Mr. Leopold Bloom was clearly given to sensuous pleasures but he wasn’t entirely immune to the pleasures of the mind. Following yesterday’s market action, most of us probably feel the need to scale back a little from our sensuous pleasures, such as eating the “inner organs of beasts and fowls”, and give more weight to reflective or cerebral pursuits.
After closely watching market behavior for more than 25 years I am quite capable of boring you with pages of analysis about Kondratieff winters, Elliott Wave Cycles, and Austrian Business Cycle Theory. I could also decide to keep things simple and just talk about the end of the great credit binge that started in 1980.
I could do all these things, but I won’t, because it’s become crystal clear to virtually everyone except central bankers, that, largely because of their actions, we live in a serial bubble economy, where asset prices are only allowed to fall with the utmost reluctance, it being thought “a bad thing,” whenever houses, equities and gasoline, fall in price, especially precipitously. Consequently, everything that can be done to inflate asset prices is attempted, from money printing to interest rate manipulation. While Chinese authorities recently attempted to bolster equity prices by ordering state-owned enterprises to buy stocks, in the U.S. the plunge protection team resorts to more subtle but, in the long run, just as ineffective methods.
What’s to be done? For the average investor theoretical knowledge has proved to be next to useless because what should happen is often prevented from happening by central banks, in the same way that I can temporarily prevent a friend’s bankruptcy by giving them another credit card. Sure, I delay the day of reckoning, but now I’ve also made the problem worse by increasing their debt burden. How and when central banks will choose to act this time or the next time, can only be divined by close attention to the political tea leaves, a skill decidedly lacking in mere mortals.

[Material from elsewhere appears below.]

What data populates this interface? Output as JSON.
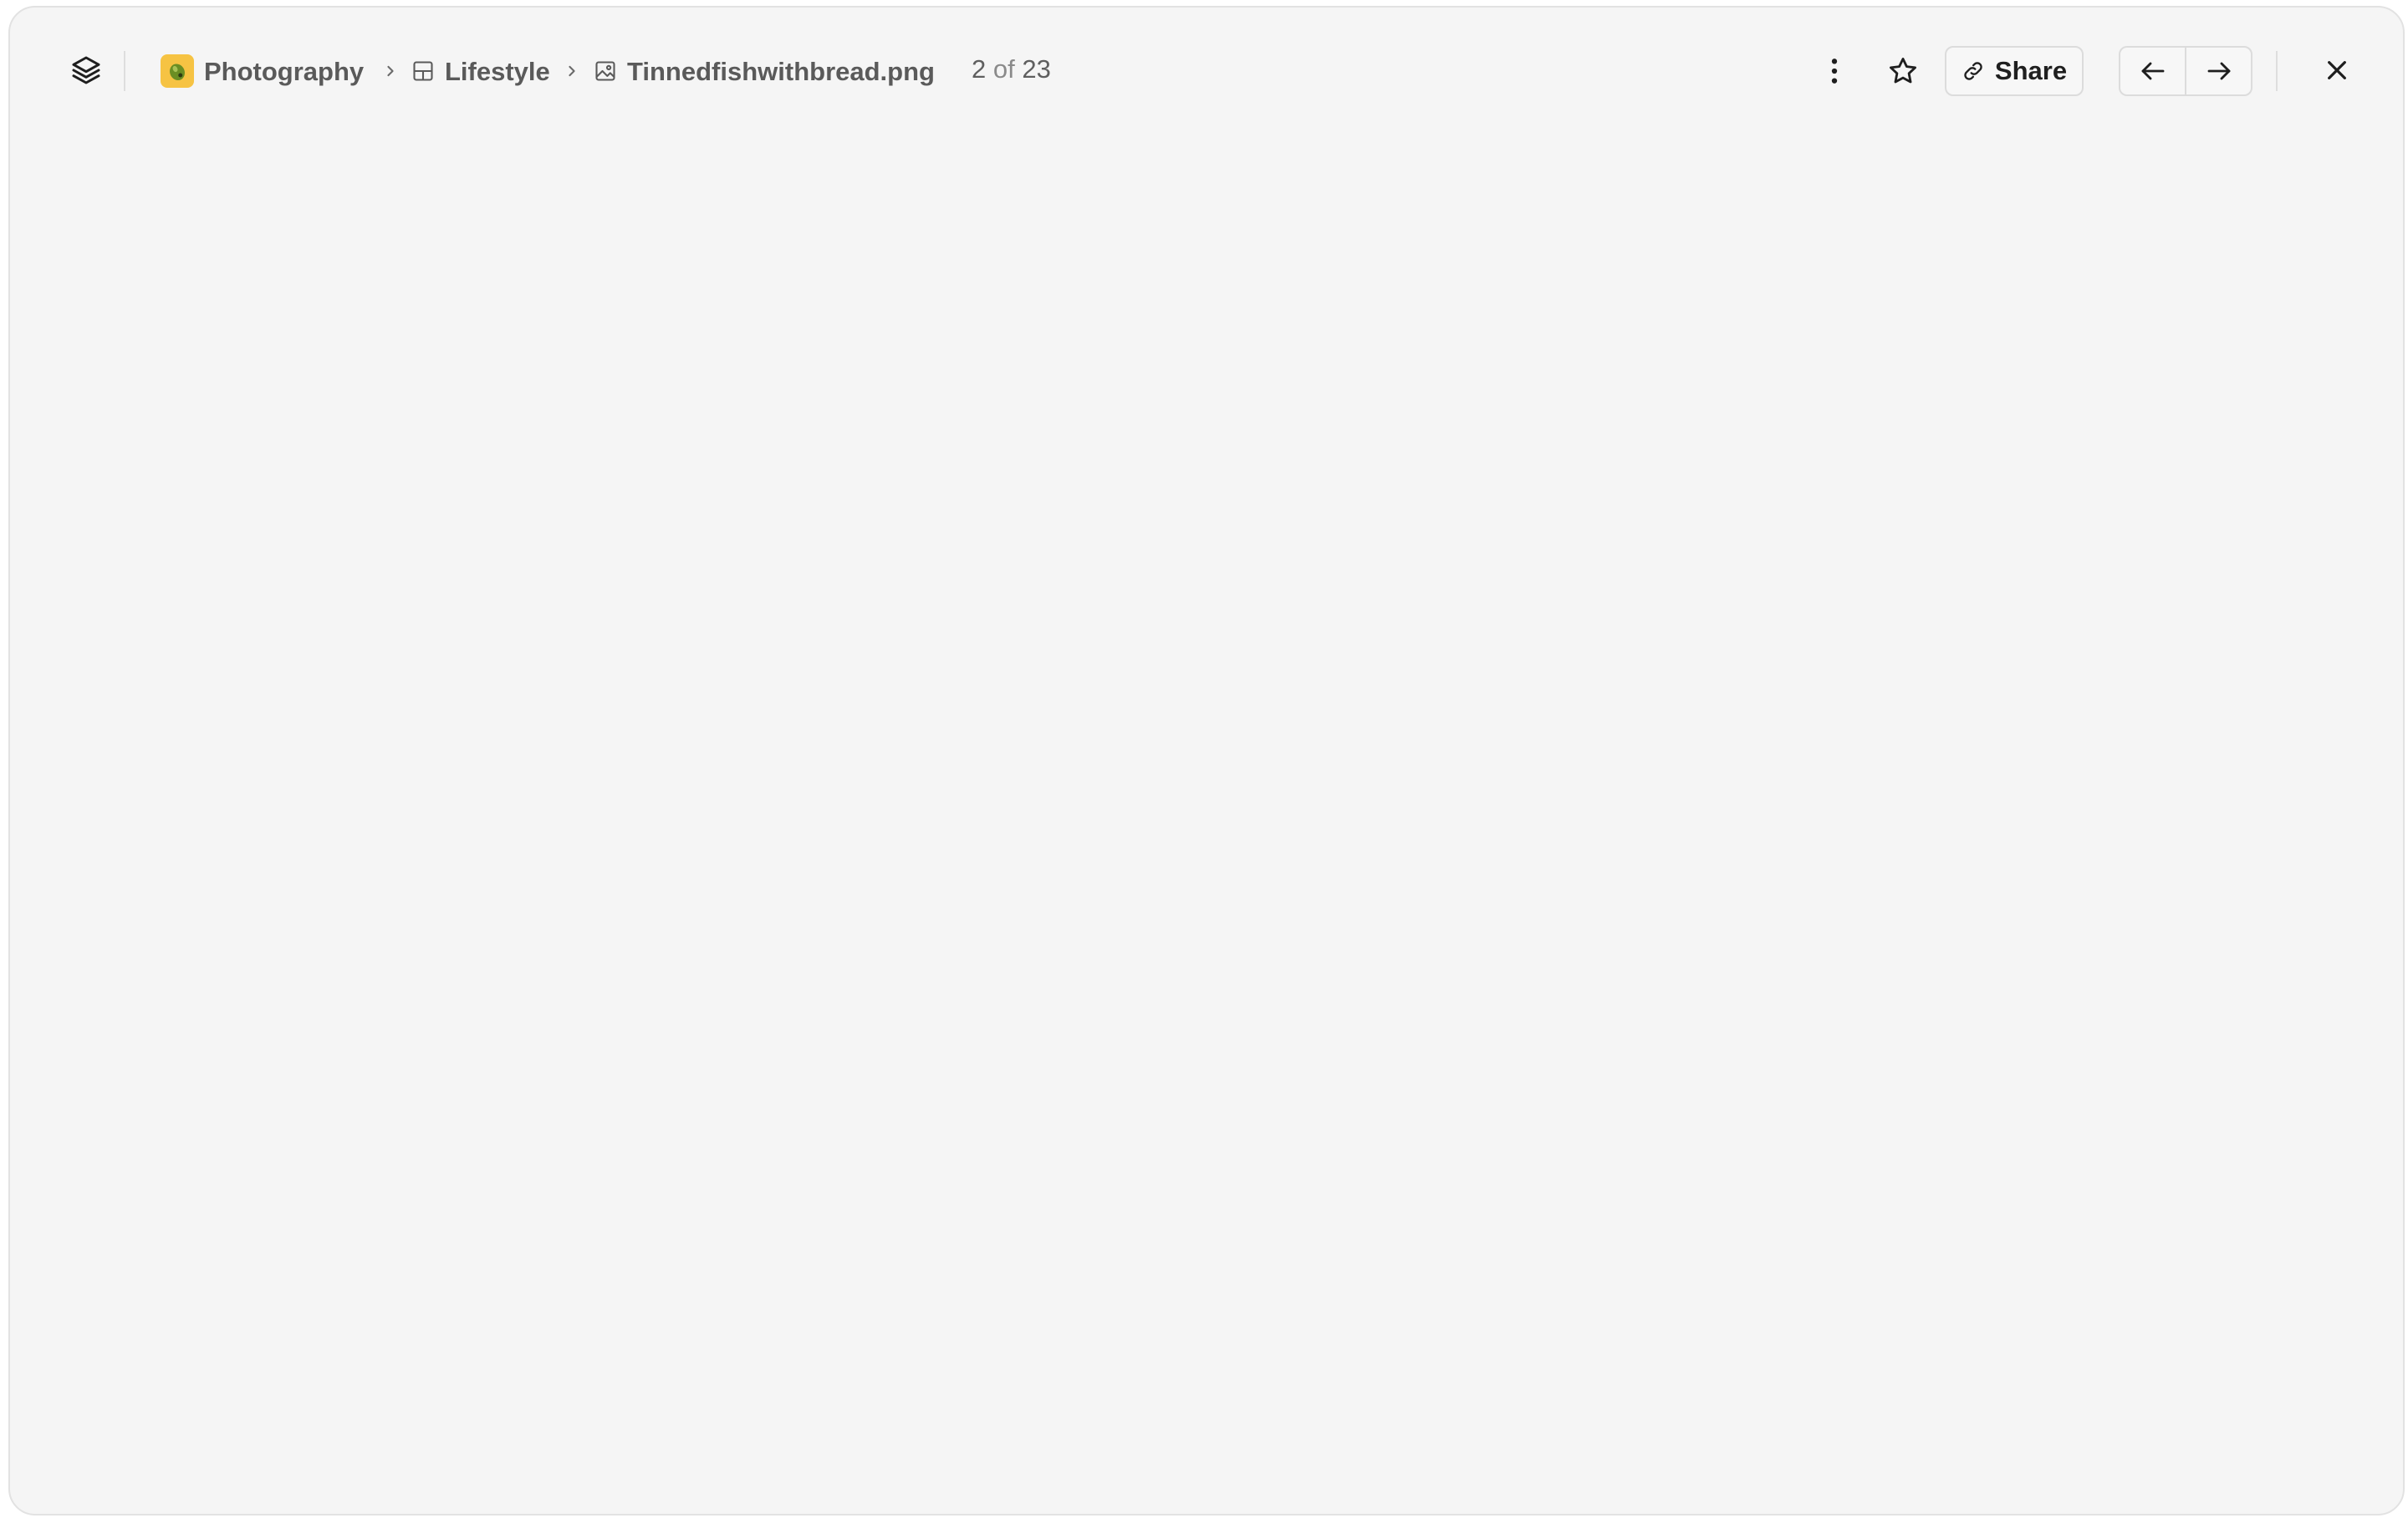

For those of us with enough time, who require a positive return over and above taxation and inflation, while lacking the requisite divination skills to know when the Fed will step in with QE4 and/or QE5, there is no choice but to stay the course, waiting for a reversion to the mean. After all, from 1926 to 2015 the S&P 500 returned almost 12 percent/year including reinvestment of dividends. While there is certainly no guarantee that the future will be similar to the past, I for one believe that, as long as people continue to innovate and to improve their lives, stocks will generate a decent return over the long run. Yes, I know that Keynes said “In the long run we are all dead…”
“Mr Leopold Bloom ate with relish the inner organs of beasts and fowls. … Most of all he liked grilled mutton kidneys which gave to his palate a fine tang of faintly scented urine.” James Joyce (Ulysses)
Please note that this article is not intended as legal or financial advice.